- Exercise directions: Reproduce each entry exactly.
════════════════
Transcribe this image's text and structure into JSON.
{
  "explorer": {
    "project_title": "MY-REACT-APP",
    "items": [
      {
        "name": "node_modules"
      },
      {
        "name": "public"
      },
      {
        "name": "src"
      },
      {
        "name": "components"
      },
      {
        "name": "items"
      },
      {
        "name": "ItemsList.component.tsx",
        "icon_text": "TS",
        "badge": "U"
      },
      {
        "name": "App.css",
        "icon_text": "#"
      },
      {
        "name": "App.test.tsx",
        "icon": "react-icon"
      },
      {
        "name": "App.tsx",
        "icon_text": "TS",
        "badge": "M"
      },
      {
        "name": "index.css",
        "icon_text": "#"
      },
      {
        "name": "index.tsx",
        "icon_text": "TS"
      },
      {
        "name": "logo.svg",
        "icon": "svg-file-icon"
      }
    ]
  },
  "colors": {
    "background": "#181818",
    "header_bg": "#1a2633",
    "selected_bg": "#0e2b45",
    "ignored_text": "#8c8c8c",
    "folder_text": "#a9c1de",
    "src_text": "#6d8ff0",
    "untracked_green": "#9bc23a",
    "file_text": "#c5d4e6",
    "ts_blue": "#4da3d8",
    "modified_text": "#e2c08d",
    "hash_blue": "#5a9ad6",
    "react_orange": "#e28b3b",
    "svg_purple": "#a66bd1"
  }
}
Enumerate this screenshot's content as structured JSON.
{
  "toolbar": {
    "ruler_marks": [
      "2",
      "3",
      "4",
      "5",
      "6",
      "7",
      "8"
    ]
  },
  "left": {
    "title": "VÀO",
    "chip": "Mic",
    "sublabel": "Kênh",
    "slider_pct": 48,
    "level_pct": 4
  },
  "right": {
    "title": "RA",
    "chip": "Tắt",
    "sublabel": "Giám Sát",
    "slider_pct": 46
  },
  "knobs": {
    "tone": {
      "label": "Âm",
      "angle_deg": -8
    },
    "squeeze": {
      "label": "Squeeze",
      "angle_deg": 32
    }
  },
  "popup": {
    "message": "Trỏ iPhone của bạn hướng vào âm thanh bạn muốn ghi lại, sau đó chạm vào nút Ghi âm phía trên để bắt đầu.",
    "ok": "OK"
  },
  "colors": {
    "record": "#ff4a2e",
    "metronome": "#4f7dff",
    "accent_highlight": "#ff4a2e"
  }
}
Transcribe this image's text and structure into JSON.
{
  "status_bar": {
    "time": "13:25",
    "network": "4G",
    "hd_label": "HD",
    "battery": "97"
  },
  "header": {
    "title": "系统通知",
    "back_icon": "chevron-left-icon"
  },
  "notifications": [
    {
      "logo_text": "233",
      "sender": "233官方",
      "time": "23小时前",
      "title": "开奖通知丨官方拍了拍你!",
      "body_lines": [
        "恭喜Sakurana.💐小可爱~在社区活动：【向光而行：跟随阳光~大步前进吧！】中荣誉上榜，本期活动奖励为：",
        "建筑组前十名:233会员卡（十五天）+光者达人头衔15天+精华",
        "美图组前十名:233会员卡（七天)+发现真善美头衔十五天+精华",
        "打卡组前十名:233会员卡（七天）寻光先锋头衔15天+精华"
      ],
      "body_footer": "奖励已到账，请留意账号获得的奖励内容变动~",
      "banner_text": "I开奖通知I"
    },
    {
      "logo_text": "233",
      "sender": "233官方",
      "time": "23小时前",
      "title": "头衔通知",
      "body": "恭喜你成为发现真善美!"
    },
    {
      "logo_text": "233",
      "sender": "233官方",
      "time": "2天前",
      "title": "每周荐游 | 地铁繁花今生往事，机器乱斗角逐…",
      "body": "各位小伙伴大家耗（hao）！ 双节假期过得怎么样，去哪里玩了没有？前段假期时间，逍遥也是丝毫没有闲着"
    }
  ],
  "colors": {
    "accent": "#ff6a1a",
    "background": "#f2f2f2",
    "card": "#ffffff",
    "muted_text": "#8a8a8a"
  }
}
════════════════
- Exercise response:
Transcribe this image's text and structure into JSON.
{
  "explorer": {
    "project_title": "MY-REACT-APP",
    "items": [
      {
        "name": "node_modules"
      },
      {
        "name": "public"
      },
      {
        "name": "src"
      },
      {
        "name": "components"
      },
      {
        "name": "items"
      },
      {
        "name": "ItemsList.component.tsx",
        "icon_text": "TS",
        "badge": "U"
      },
      {
        "name": "App.css",
        "icon_text": "#"
      },
      {
        "name": "App.test.tsx",
        "icon": "react-icon"
      },
      {
        "name": "App.tsx",
        "icon_text": "TS",
        "badge": "M"
      },
      {
        "name": "index.css",
        "icon_text": "#"
      },
      {
        "name": "index.tsx",
        "icon_text": "TS"
      },
      {
        "name": "logo.svg",
        "icon": "svg-file-icon"
      }
    ]
  },
  "colors": {
    "background": "#181818",
    "header_bg": "#1a2633",
    "selected_bg": "#0e2b45",
    "ignored_text": "#8c8c8c",
    "folder_text": "#a9c1de",
    "src_text": "#6d8ff0",
    "untracked_green": "#9bc23a",
    "file_text": "#c5d4e6",
    "ts_blue": "#4da3d8",
    "modified_text": "#e2c08d",
    "hash_blue": "#5a9ad6",
    "react_orange": "#e28b3b",
    "svg_purple": "#a66bd1"
  }
}
Enumerate this screenshot's content as structured JSON.
{
  "toolbar": {
    "ruler_marks": [
      "2",
      "3",
      "4",
      "5",
      "6",
      "7",
      "8"
    ]
  },
  "left": {
    "title": "VÀO",
    "chip": "Mic",
    "sublabel": "Kênh",
    "slider_pct": 48,
    "level_pct": 4
  },
  "right": {
    "title": "RA",
    "chip": "Tắt",
    "sublabel": "Giám Sát",
    "slider_pct": 46
  },
  "knobs": {
    "tone": {
      "label": "Âm",
      "angle_deg": -8
    },
    "squeeze": {
      "label": "Squeeze",
      "angle_deg": 32
    }
  },
  "popup": {
    "message": "Trỏ iPhone của bạn hướng vào âm thanh bạn muốn ghi lại, sau đó chạm vào nút Ghi âm phía trên để bắt đầu.",
    "ok": "OK"
  },
  "colors": {
    "record": "#ff4a2e",
    "metronome": "#4f7dff",
    "accent_highlight": "#ff4a2e"
  }
}
Transcribe this image's text and structure into JSON.
{
  "status_bar": {
    "time": "13:25",
    "network": "4G",
    "hd_label": "HD",
    "battery": "97"
  },
  "header": {
    "title": "系统通知",
    "back_icon": "chevron-left-icon"
  },
  "notifications": [
    {
      "logo_text": "233",
      "sender": "233官方",
      "time": "23小时前",
      "title": "开奖通知丨官方拍了拍你!",
      "body_lines": [
        "恭喜Sakurana.💐小可爱~在社区活动：【向光而行：跟随阳光~大步前进吧！】中荣誉上榜，本期活动奖励为：",
        "建筑组前十名:233会员卡（十五天）+光者达人头衔15天+精华",
        "美图组前十名:233会员卡（七天)+发现真善美头衔十五天+精华",
        "打卡组前十名:233会员卡（七天）寻光先锋头衔15天+精华"
      ],
      "body_footer": "奖励已到账，请留意账号获得的奖励内容变动~",
      "banner_text": "I开奖通知I"
    },
    {
      "logo_text": "233",
      "sender": "233官方",
      "time": "23小时前",
      "title": "头衔通知",
      "body": "恭喜你成为发现真善美!"
    },
    {
      "logo_text": "233",
      "sender": "233官方",
      "time": "2天前",
      "title": "每周荐游 | 地铁繁花今生往事，机器乱斗角逐…",
      "body": "各位小伙伴大家耗（hao）！ 双节假期过得怎么样，去哪里玩了没有？前段假期时间，逍遥也是丝毫没有闲着"
    }
  ],
  "colors": {
    "accent": "#ff6a1a",
    "background": "#f2f2f2",
    "card": "#ffffff",
    "muted_text": "#8a8a8a"
  }
}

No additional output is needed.